Your goal: Filter the entries and keep only the lines where the string "open" appears.

[App and web page records]
------

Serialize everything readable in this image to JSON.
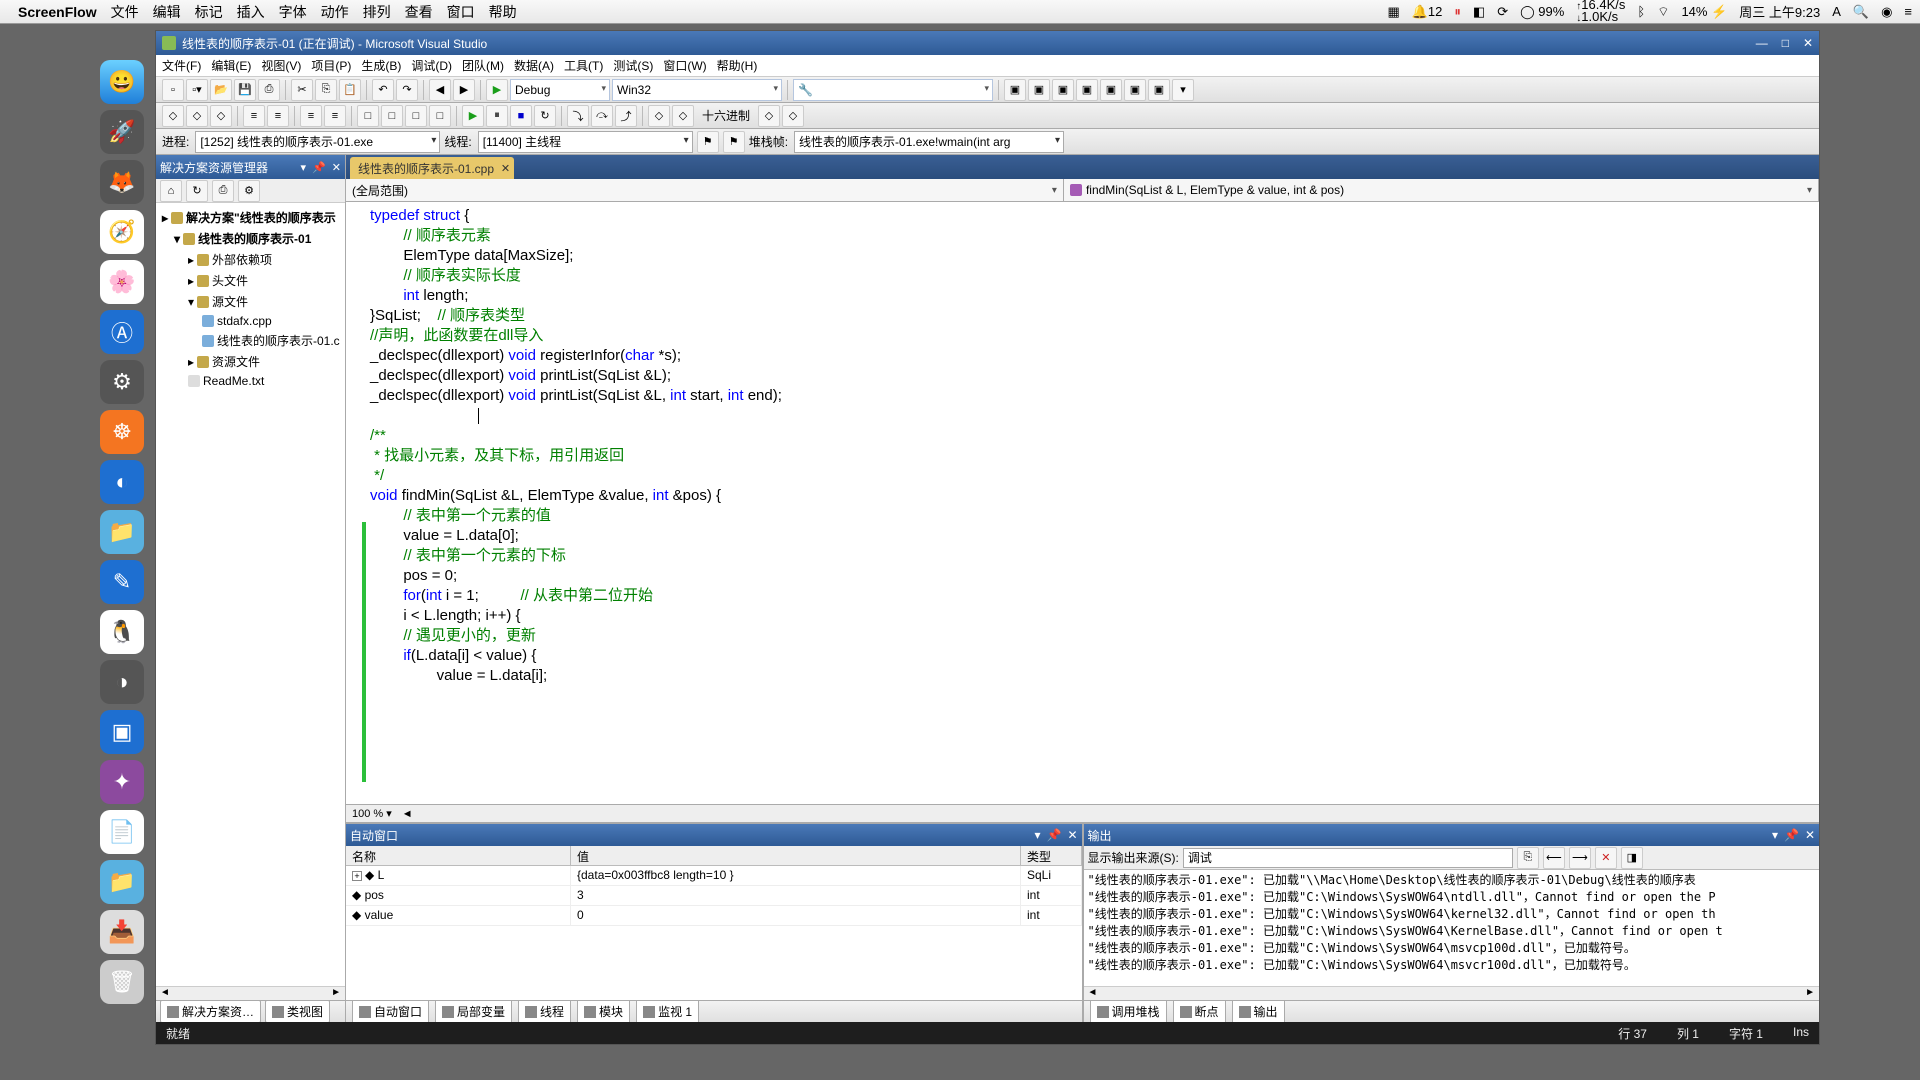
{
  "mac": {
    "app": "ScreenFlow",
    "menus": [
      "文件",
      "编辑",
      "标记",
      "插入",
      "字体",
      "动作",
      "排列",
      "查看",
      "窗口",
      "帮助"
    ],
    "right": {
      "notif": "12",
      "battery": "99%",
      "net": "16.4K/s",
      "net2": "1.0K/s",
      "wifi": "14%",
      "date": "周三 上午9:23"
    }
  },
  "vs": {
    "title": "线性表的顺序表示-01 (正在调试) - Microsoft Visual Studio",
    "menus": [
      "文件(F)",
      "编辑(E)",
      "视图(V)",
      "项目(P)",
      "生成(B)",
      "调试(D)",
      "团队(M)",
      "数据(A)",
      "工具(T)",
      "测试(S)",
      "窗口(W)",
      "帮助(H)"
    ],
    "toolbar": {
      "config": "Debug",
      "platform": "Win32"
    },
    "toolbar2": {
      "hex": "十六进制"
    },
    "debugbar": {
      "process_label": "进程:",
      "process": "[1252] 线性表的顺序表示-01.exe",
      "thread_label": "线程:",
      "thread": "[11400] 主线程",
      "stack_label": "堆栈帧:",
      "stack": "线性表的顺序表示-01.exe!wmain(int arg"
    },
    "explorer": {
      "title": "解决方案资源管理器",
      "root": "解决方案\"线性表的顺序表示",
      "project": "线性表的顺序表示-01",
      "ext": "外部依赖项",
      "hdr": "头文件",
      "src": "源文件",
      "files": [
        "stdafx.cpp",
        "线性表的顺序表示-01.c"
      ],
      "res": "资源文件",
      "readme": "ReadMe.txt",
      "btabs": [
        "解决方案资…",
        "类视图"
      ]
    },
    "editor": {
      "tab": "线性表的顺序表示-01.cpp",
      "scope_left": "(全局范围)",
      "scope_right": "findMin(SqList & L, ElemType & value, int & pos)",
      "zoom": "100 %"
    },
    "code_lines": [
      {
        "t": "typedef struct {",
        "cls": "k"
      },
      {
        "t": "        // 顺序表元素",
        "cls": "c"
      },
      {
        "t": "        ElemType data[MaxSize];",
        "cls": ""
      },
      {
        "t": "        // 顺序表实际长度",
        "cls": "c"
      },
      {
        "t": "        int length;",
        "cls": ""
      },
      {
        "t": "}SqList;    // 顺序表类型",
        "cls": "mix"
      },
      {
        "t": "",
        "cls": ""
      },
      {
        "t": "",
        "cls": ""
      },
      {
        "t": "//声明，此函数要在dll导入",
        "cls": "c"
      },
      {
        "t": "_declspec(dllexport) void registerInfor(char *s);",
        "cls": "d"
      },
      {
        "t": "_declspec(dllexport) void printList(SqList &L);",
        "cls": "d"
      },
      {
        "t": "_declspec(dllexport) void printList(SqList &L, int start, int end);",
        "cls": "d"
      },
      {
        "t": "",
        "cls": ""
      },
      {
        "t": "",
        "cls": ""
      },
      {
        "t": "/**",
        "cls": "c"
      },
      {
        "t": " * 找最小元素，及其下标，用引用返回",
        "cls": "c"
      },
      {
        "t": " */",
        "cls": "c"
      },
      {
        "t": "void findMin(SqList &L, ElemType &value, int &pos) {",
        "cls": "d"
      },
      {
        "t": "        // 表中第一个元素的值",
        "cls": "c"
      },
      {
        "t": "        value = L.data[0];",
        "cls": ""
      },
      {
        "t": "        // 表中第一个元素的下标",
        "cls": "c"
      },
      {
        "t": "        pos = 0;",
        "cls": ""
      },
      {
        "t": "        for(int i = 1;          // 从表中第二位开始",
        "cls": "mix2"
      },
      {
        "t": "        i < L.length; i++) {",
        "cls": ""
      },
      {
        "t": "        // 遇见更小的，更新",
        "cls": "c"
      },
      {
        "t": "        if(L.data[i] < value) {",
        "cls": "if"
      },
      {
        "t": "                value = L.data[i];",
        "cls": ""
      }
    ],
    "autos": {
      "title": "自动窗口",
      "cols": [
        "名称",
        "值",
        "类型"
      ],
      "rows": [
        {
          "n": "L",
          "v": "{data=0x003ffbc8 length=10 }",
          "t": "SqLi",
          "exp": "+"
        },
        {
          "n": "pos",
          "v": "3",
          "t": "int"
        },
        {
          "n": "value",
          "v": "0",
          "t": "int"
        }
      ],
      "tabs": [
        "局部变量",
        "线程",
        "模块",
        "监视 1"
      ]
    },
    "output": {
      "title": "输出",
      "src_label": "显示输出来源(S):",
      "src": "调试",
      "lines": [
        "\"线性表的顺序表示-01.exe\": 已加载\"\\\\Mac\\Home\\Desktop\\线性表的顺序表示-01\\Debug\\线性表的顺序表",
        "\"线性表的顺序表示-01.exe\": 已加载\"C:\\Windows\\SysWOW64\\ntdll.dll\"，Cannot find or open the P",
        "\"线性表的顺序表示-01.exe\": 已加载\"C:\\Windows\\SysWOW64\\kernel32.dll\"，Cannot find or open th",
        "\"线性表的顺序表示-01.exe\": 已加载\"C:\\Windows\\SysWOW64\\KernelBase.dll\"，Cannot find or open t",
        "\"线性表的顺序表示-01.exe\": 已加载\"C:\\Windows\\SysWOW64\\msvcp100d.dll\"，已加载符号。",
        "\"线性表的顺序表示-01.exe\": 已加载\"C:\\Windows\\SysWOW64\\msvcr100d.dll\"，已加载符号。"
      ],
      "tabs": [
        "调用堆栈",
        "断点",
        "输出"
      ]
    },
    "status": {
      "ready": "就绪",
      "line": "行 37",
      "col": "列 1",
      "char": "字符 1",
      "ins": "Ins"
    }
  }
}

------

Output:
        "\"线性表的顺序表示-01.exe\": 已加载\"C:\\Windows\\SysWOW64\\ntdll.dll\"，Cannot find or open the P",
        "\"线性表的顺序表示-01.exe\": 已加载\"C:\\Windows\\SysWOW64\\kernel32.dll\"，Cannot find or open th",
        "\"线性表的顺序表示-01.exe\": 已加载\"C:\\Windows\\SysWOW64\\KernelBase.dll\"，Cannot find or open t",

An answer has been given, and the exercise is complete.